Skip the pictures. Give all the data again exactly.

THE DATA -

-------------------------

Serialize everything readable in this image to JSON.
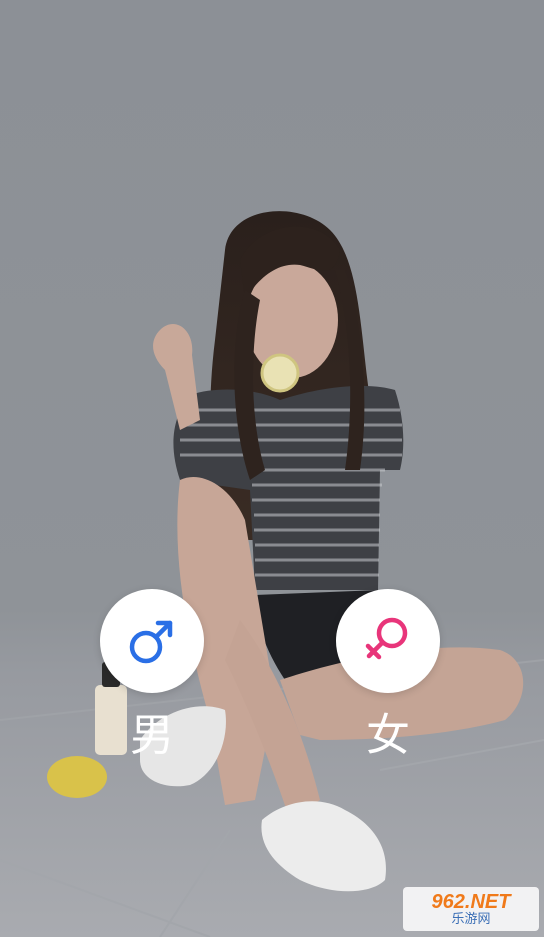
{
  "options": {
    "male": {
      "label": "男",
      "icon": "male-symbol-icon",
      "color": "#2a6fe6"
    },
    "female": {
      "label": "女",
      "icon": "female-symbol-icon",
      "color": "#e8357a"
    }
  },
  "watermark": {
    "brand": "962.NET",
    "sub": "乐游网"
  }
}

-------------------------

WRITTEN RESPONSE -
Serialize everything readable in this image to JSON.
{
  "options": {
    "male": {
      "label": "男",
      "icon": "male-symbol-icon",
      "color": "#2a6fe6"
    },
    "female": {
      "label": "女",
      "icon": "female-symbol-icon",
      "color": "#e8357a"
    }
  },
  "watermark": {
    "brand": "962.NET",
    "sub": "乐游网"
  }
}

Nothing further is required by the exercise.